Up until this game, no team in Test Match cricket had come back from England’s position of being required to follow on and win a match since 1894. It looked an impossible task, until Ian Botham’s swashbuckling innings of 149 not out, followed by Bob Willis’ blistering spell of pace bowling in which he took 8 wickets, saw England home for a remarkable 18 run win.
However, the bets of Lillee and Marsh soon became the focus. Did the £7,500 that they stood to win if England got up affect their performances? Both players have always vigorously denied it, as have other players on that fateful day, but there is no doubt that, given the people involved and the seemingly impossible outcome, that this remains one of the most controversial sporting bets of all time.

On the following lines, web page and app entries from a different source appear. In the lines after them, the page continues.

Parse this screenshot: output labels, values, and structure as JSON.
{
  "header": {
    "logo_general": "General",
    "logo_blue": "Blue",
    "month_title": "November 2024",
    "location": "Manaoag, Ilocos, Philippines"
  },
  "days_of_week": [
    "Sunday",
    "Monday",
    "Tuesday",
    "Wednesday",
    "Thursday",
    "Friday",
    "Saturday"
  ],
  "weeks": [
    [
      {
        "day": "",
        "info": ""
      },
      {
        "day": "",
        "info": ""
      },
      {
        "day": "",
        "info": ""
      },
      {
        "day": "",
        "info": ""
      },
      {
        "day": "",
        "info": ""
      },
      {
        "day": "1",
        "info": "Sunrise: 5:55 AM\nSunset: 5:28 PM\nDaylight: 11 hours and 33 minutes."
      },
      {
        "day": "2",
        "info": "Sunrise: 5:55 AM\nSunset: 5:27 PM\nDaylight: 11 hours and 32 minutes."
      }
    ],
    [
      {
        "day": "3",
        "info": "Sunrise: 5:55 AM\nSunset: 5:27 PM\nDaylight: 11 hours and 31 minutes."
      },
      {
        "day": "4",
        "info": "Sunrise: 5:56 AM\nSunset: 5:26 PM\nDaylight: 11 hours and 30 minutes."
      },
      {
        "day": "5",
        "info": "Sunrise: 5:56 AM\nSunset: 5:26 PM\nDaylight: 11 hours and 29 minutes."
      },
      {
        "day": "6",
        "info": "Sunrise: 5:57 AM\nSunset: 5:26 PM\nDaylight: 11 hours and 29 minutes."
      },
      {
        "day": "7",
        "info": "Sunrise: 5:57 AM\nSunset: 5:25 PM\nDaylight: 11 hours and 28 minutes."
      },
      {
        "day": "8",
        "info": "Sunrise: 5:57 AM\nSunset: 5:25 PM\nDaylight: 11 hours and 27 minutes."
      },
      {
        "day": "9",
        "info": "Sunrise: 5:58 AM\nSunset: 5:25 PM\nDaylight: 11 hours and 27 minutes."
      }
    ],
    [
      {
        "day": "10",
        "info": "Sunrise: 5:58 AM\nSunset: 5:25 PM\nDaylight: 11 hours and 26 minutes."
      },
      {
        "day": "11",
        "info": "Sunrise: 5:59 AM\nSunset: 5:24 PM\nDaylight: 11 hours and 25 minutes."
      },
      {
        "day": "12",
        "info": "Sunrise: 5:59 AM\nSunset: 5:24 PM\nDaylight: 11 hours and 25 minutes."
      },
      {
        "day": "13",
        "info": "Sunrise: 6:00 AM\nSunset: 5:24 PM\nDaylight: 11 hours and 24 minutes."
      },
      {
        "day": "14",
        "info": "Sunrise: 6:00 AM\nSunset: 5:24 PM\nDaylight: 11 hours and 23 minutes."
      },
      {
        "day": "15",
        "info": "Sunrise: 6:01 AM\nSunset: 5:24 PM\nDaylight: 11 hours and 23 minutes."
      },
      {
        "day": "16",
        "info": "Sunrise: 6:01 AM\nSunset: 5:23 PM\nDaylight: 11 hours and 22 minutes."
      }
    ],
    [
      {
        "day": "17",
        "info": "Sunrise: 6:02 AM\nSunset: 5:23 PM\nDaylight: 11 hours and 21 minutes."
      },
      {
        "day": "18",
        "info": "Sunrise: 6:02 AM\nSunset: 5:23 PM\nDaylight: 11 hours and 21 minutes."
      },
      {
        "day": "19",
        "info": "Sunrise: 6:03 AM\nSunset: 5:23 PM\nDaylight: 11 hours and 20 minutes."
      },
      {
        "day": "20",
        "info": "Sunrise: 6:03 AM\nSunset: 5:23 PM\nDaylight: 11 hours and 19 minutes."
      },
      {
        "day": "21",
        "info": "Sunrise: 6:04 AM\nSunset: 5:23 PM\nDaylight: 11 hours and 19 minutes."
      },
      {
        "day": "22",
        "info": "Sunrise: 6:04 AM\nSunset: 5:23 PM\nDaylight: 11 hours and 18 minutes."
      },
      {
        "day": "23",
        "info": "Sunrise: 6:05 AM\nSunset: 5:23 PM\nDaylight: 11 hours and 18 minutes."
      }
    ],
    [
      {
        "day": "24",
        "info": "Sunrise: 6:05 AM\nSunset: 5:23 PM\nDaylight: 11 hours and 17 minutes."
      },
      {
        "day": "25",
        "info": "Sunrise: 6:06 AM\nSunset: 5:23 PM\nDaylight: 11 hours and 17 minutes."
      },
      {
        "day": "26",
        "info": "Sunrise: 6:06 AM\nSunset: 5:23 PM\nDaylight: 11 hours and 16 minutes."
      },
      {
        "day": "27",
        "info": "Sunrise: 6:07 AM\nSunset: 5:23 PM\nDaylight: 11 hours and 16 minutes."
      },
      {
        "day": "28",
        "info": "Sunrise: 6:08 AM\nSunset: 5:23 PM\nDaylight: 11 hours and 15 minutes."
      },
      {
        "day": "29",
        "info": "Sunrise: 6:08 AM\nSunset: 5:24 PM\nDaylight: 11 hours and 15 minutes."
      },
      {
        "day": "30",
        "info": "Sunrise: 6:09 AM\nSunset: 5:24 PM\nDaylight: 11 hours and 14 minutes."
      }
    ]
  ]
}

02 – Cricket’s Darkest Day
Betting on cricket was again in the spotlight in 2010, when England played Pakistan at Lord’s. As a result of investigations that had begun before the match, the Pakistan captain Salman Butt, along with bowlers Mohammad Asif and Mohammad Amir, were found guilty of what is known as spot-fixing, in this case arranging to bowl no-balls on a particular delivery during a specified over, in return for payments from a bookmaker.
Mazhar Majeed, the agent at the centre of the scandal, was caught in an undercover sting operation telling reporters that Amir would bowl a no-ball on the fist delivery of the third over, and that Asif would also bowl a no-ball on the sixth delivery of the tenth over. Both events duly occurred, and the fix was in.

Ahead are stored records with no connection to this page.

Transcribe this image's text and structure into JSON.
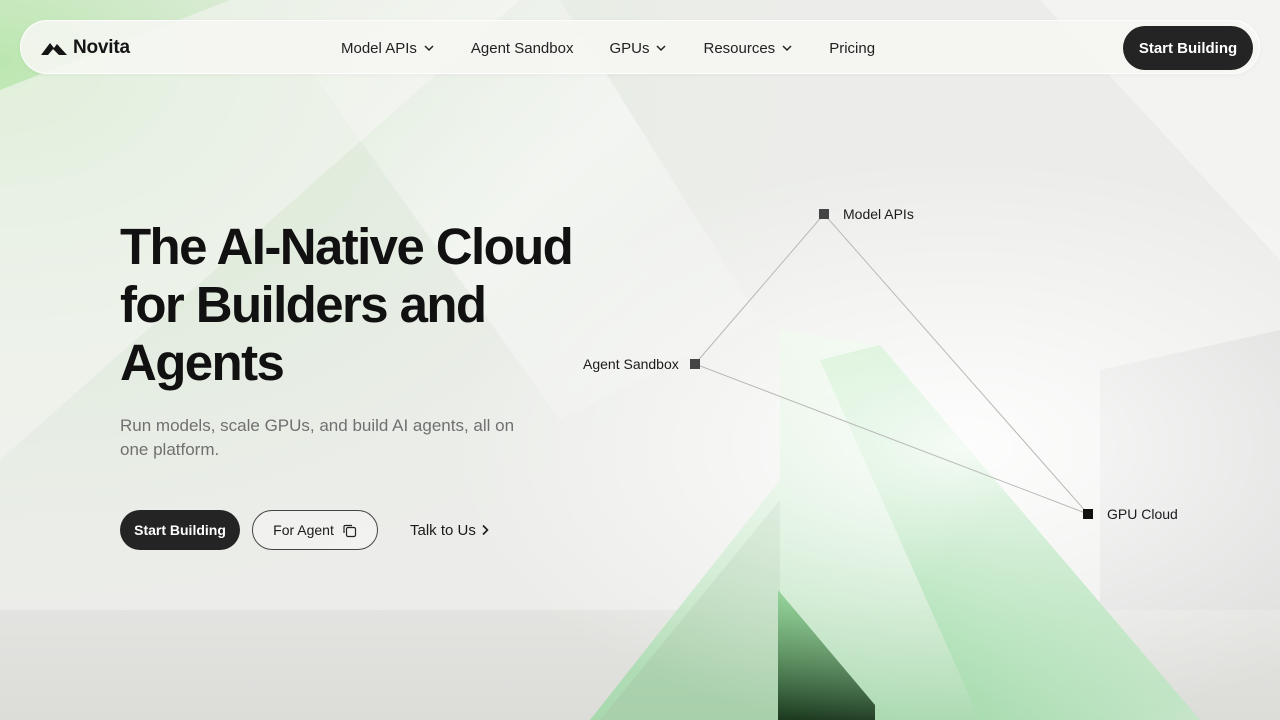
{
  "colors": {
    "dark": "#242424",
    "accent_green": "#7fd68f",
    "background": "#ecedea"
  },
  "nav": {
    "logo_icon": "novita-peak-logo-icon",
    "brand": "Novita",
    "items": [
      {
        "label": "Model APIs",
        "has_dropdown": true
      },
      {
        "label": "Agent Sandbox",
        "has_dropdown": false
      },
      {
        "label": "GPUs",
        "has_dropdown": true
      },
      {
        "label": "Resources",
        "has_dropdown": true
      },
      {
        "label": "Pricing",
        "has_dropdown": false
      }
    ],
    "cta": "Start Building"
  },
  "hero": {
    "title": "The AI-Native Cloud for Builders and Agents",
    "subtitle": "Run models, scale GPUs, and build AI agents, all on one platform.",
    "primary_button": "Start Building",
    "agent_button": "For Agent",
    "agent_button_icon": "copy-icon",
    "link": "Talk to Us",
    "link_icon": "chevron-right-icon"
  },
  "diagram": {
    "nodes": [
      {
        "label": "Model APIs"
      },
      {
        "label": "Agent Sandbox"
      },
      {
        "label": "GPU Cloud"
      }
    ]
  }
}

However, the scam was eventually uncovered, and Butt was sentenced to 30 months in prison, while Asif and Amir received sentences of 1 year and 6 months respectively. The cricket careers of Butt and Asia were ended by the scandal, although Mohammed Amir returned to playing international cricket in 2016 after serving a five-year ban imposed by the ICC.
01 – Father Knows Best
Most fathers of sporting prodigies have great faith in their offspring’s abilities, but Gerry McIlroy, father of the 2014 British Open winner Rory McIlroy, genuinely put his money where his mouth is.
In 2004, when Rory was 15, his father put a £200 bet on the up-and-coming star winning the British Open within ten years at odds of 500-1. Several friends of the family also took advantage of the generous odds, as they too had seen at first hand the Northern Irish youngster’s abilities.
When Rory McIlroy won the Open at Royal Liverpool in 2014 by two strokes, dad Gerry’s joy was compounded by his picking up £100,000 from the bet made with Ladbrokes ten years earlier, while the friends who showed similar faith pocketed £80,000.
Ladbrokes says that it takes around 300 similar bets each year from optimistic parents and supporters, although it’s rare that they come off in the way that this one did for the McIlroy family.